[TASK DESCRIPTION] Your reply should consist of one number: how many lines below contain "icon".

[EXERCISE INPUT]
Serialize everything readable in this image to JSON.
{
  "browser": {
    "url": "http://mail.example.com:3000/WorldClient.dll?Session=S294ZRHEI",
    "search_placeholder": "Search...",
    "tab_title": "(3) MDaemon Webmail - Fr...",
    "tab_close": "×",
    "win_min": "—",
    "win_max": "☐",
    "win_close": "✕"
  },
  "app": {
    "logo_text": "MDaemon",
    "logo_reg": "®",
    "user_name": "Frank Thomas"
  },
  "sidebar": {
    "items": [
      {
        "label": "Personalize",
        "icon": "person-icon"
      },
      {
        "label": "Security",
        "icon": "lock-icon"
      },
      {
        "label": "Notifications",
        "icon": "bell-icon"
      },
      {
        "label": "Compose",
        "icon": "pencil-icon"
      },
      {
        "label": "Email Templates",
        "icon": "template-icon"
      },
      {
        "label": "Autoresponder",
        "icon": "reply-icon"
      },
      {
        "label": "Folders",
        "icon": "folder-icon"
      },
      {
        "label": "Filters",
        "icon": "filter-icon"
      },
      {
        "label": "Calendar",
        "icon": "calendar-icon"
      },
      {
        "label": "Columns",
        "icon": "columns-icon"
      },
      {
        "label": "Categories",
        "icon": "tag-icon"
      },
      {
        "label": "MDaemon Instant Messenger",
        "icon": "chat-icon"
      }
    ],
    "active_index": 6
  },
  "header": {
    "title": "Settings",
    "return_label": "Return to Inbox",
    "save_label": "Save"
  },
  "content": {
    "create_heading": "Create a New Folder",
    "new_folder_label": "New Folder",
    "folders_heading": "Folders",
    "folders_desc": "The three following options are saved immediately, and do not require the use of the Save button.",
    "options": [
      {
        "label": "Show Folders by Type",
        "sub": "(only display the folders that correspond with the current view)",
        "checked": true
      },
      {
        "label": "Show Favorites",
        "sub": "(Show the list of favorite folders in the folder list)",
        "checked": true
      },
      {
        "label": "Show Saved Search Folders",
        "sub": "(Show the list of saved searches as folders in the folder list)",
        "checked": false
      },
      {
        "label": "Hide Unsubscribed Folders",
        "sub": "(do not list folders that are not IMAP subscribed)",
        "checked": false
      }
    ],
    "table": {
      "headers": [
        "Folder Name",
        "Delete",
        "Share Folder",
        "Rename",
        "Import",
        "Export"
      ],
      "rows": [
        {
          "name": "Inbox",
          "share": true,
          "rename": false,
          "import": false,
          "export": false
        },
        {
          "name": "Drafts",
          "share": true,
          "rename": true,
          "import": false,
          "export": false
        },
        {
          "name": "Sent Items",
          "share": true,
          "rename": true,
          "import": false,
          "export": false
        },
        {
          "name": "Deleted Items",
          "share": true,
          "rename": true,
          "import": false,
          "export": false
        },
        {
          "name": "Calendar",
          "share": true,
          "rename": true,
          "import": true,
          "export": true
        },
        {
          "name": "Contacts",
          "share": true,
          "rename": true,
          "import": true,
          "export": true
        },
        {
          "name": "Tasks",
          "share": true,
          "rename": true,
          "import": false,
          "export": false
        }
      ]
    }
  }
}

[ANSWER TO THIS EXERCISE] 12